# What you need to do:
What lines in the data hold the string "title"? Show them.
___ Dataset extract ___
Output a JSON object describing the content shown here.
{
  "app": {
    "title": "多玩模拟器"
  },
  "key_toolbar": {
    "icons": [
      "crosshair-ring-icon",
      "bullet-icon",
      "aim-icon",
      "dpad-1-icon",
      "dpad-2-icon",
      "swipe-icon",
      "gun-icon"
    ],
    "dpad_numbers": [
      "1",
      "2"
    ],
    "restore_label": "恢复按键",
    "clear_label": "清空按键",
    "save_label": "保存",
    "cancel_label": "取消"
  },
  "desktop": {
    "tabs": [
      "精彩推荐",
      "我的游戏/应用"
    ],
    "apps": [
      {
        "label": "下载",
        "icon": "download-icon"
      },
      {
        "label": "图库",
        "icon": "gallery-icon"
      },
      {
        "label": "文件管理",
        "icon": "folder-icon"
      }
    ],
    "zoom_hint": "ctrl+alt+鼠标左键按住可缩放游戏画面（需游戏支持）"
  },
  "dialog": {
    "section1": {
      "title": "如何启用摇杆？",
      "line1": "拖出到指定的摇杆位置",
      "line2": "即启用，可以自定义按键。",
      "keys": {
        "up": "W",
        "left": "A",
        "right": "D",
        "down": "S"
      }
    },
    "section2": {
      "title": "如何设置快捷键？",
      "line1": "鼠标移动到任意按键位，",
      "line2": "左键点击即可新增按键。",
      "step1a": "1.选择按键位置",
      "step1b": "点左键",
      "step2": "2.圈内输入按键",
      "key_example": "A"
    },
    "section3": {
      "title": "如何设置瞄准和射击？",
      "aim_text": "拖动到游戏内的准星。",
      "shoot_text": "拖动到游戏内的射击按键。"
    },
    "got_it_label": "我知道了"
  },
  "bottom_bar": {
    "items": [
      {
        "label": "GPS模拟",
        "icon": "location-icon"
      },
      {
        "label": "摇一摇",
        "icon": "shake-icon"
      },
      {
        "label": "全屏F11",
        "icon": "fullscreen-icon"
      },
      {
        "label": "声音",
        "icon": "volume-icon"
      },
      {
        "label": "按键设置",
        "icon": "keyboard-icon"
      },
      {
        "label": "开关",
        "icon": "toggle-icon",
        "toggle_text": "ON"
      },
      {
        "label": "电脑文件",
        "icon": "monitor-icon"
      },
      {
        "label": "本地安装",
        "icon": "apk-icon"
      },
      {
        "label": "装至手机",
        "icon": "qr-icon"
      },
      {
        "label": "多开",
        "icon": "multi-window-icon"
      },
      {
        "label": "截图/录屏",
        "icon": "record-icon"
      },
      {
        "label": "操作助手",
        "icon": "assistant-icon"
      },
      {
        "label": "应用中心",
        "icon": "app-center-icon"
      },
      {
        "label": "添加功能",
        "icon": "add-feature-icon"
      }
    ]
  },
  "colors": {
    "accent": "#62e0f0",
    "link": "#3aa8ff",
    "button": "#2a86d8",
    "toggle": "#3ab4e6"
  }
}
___
# Your response:
    "title": "多玩模拟器"
      "title": "如何启用摇杆？",
      "title": "如何设置快捷键？",
      "title": "如何设置瞄准和射击？",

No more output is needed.